Asante goes to replace Khaled Mikkawi who was CEO for MTN Rwanda for the last couple of year.
A circular issued by MTN Group CEO, Sifiso Dabengwa said “We congratulate Ebenezer Asante as the new CEO for MTN Rwanda.”
The Group CEO also thanked Mikkawi for his invaluable contribution to MTN whiles he was at MTN Rwanda as CEO.
Asante goes to MTN Rwanda with a wealth of experience. He joined MTN Ghana in 2008 as the Sales and Distribution Executive, responsible for Sales, Distribution, Trade Marketing, Channel Management and Design and the countrywide MTN branch network.
While at MTN Ghana he managed a team of 220 members plus seven Senior Managers and two General Managers, working with a budget of about GHC110million.
The current MTN Uganda SDE, Shaibu Haruna, for instance, worked on Ebenezer Asante’s team at MTN Ghana for years before his appointment to MTN Uganda.
Asante led team that designed and executed sales and distribution strategies and programs that delivered some US$700million turnover for MTN Ghana between 2008 and now, and during his service as SDE MTN Ghana actual number of subscribers grew from 3.9million in January 2008 to 9.9million now.
The new MTN Rwanda boss also has significant experience in creating a distinct customer service. Before coming to MTN, he spent 13 years with Unilever, where he held various roles, including that of Country Manager for Zambia in 2005. In 2006, Ebenezer was appointed as Customer Development Director, responsible for Sales and Customer development strategy and execution.
Asante holds a BA (Hons) Economics & Statistics degree from the University of Ghana, a Post Graduate Diploma in Management from Henley Management College, and was part of MTN’s Global Advancement Programme (GAP) in 2010.
MTN Group CEO said “We know he [Ebenezer Asante] will add tremendous value in his new role, not only to MTN Rwanda, but also to the MTN executive leadership team.”
Meanwhile, prior to Asante’s move to Rwanda, MTN Ghana had already sent Sakyi Opoku to that country as Senior Marketing Manager, while Clement Asante was also dispatched a couple of years ago to Liberia as Chief Marketing Officer.
Fact about Rwandan Telecoms Industry:
Currently there are four telecom operators in Rwanda; MTN, Tigo, Airtel and the state-owned Rwandtel.
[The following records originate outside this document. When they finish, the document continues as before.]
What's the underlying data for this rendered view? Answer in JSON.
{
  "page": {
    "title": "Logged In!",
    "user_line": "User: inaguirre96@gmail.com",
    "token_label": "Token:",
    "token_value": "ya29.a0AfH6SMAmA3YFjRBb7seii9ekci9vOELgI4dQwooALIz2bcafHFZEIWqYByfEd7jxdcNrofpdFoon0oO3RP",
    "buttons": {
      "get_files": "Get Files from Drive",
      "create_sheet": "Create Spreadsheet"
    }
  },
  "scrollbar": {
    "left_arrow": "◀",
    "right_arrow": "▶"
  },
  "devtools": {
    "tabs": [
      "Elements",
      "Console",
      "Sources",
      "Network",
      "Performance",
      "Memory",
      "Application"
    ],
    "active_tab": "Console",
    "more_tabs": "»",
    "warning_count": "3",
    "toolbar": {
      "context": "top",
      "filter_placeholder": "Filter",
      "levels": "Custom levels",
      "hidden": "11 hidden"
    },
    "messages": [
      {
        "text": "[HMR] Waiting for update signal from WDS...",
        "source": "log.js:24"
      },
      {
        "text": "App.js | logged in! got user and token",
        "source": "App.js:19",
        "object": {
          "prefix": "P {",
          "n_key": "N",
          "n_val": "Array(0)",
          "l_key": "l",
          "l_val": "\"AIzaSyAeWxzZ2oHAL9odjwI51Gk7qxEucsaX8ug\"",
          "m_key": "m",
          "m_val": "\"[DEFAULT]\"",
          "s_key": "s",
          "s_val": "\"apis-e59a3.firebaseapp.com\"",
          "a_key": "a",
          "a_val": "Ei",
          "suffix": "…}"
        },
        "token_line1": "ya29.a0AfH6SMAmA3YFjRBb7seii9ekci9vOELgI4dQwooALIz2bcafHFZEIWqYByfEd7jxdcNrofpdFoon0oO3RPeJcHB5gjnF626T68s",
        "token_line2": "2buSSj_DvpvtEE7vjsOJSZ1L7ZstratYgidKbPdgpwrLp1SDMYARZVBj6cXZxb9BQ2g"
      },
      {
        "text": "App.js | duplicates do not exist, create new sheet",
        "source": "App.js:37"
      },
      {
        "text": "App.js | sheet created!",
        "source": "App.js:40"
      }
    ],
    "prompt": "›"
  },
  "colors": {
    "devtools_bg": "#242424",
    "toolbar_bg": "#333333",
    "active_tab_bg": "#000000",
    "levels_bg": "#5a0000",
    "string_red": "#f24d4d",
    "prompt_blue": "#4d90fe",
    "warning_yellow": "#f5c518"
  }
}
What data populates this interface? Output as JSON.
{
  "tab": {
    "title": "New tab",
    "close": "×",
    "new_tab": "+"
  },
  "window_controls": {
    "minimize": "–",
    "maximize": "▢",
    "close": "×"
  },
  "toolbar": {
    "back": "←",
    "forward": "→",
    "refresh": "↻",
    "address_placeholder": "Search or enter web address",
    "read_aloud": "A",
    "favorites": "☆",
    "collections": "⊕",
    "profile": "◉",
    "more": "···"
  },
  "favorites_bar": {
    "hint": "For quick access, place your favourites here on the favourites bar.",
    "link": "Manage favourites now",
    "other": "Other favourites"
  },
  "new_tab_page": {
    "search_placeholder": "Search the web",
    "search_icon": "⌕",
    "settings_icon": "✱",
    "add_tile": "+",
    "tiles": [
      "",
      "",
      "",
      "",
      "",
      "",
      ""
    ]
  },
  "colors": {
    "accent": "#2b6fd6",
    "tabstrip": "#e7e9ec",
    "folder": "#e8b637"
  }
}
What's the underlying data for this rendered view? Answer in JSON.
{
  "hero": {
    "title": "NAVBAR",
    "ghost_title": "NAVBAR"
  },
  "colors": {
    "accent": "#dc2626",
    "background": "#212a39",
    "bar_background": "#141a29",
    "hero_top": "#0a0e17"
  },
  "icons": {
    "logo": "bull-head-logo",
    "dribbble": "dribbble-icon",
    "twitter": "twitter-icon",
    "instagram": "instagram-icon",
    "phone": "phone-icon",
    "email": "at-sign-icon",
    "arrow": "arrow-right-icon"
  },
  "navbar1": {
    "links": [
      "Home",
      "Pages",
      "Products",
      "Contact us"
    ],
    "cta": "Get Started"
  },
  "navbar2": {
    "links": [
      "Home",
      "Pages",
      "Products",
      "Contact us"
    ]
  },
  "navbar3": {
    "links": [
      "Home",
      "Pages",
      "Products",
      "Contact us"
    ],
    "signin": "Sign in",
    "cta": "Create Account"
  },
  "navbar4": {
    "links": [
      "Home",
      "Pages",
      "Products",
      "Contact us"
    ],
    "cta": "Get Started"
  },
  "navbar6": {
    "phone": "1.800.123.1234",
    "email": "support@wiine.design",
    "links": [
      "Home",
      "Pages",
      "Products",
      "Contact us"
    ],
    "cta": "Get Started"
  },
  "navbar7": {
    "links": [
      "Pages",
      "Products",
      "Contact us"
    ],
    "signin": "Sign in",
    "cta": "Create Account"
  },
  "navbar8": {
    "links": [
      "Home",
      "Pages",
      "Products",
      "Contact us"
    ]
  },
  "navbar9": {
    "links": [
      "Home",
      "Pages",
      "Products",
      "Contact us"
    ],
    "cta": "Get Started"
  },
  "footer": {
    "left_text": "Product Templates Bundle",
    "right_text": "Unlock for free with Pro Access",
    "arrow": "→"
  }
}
The three private telcos are mobile operators and Rwandtel is the only fixed line operator.
MTN entered the market in 1998 and currently it is the overwhelming market leader with 69% market share as of last year, followed by Tigo (2004) with a bit over 28% market share, and then Airtel, which entered the market only in 2010, has 2% plus market share.
The Rwandan government had planned to license a maximum of four private telcos but because of the size of the country’s population and purchasing power of its citizens, they have no immediate plans to license a fourth operator.
Telecom coverage in Rwanda was 97% as of last year, and mobile penetration was 45% against a population of 11 million.
The country has licensed 11 ISPs (Internet Service Providers) and seven of them, including all the three mobile operators, are currently operational.
The country is working on a plan that would give the telecom regulator, RURA (Rwandan Utilities Regulations Agency) regulatory powers over radio and TV stations through a memorandum of understanding, which would require the media to do self-regulation under the supervision of RURA.
RURA issues operational licenses to telcos through auctioning so there is no flat licensing fee, and the spectra fees is RWF1.2 million (about $2,000) per megahertz; and licenses are technology neutral, which means once a telco has a license it can have 2G, 3G or 4G network, but in accordance with what is stated in the licensing requirement. Telcos also pay a meager $10,000 per year for a block of one million numbers.
Telecom regulatory fee is one per cent of telcos’ annual turnover, just like in Ghana; but telcos also contribute two per cent of turnover into the Universal Access Fund, what is called the GIFEC Fund in Ghana. This is one per cent in Ghana, and it is used for providing last mile infrastructure in rural, un-served and under-served communities among other things.
Rwanda is also encouraging co-location and incentivizing telcos which extend services to the remote and less profitable un-served and under-served areas.
The regulator, the telcos and the local authorities have an agreement which ensures that local government levies on telcos for installation of infrastructure are within reasonable levels, unlike in Ghana where local authorities charge telcos arbitrarily unreasonable amounts as compared to what they charge other commercial organizations.
Rwanda learnt international gateway monitoring from Ghana, but it has gone ahead of Ghana and installed the system parallel to the gateways of the telcos and it is working great. Meanwhile, Ghana has still not been able to install its system because it was outlawed.